MRI Effective for Pediatric Appendicitis, Even When Read by Nonpediatric Radiologists

Leesburg, VA, November 27, 2018—Unenhanced MRI for suspected appendicitis in pediatric patients is clinically effective when performed in a nonpediatric hospital setting with nonpediatric radiologists, emergency physicians, and surgeons, according to an article in the January 2019 issue of the American Journal of Roentgenology (AJR).

Appendicitis is the most common cause of pediatric emergency surgery with a lifetime prevalence of 7%. Imaging has become standard practice for diagnosing pediatric appendicitis, with ultrasound (US) and CT being the most common modalities used.

Numerous studies performed at children's hospitals by pediatric fellowship–trained radiologists have shown that MRI is a viable alternative to CT for the evaluation of appendicitis. The study sought to determine the feasibility and accuracy of MRI for pediatric appendicitis in an adult-predominant general hospital setting where non–pediatric-trained radiologists routinely interpret the studies.

The study examined cases of 528 pediatric patients who between 2012 ans 2016 underwent MRI after US evaluation yielded equivocal findings. The results showed 10.4% of patients were found to have surgically proven or pathologically proven appendicitis. Sensitivity and specificity of MRI for appendicitis were 96.4% and 98.9%, respectively. Positive and negative predictive values were 91.2% and 99.6%. A normal appendix and abnormalities not involving the appendix were identified on MRI in 21.6% of patients.

Lack of ionizing radiation and no need for IV contrast material or sedation make rapid MRI both attractive and appropriate for imaging clinically suspected appendicitis in children. Pediatric appendix MRI can be interpreted by nonpediatric radiologists with high accuracy, and an imaging algorithm that includes rapid MRI can be both feasible and effective in a nonpediatric subspecialty setting, thus widening the efficacy of pediatric appendix MRI using observers of a less specialized focus.

Founded in 1900, ARRS is the first and oldest radiology society in the United States, and is an international forum for progress in radiology.
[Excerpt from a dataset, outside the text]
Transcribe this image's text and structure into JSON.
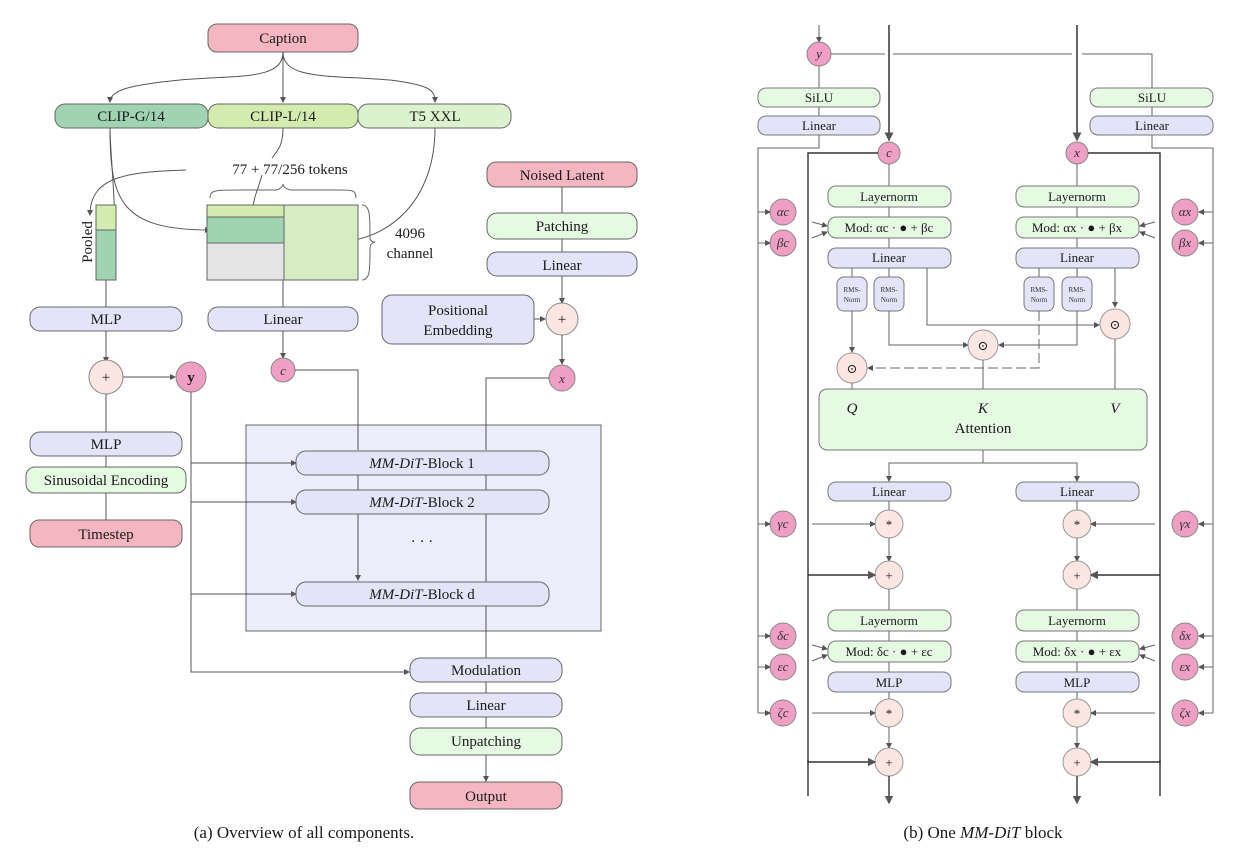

The Society's mission is to improve health through a community committed to advancing knowledge and skills in radiology. ARRS achieves its mission through an annual scientific and educational meeting, publication of the American Journal of Roentgenology (AJR) and InPractice magazine, topical symposia and webinars, and print and online educational materials. ARRS is located in Leesburg, VA.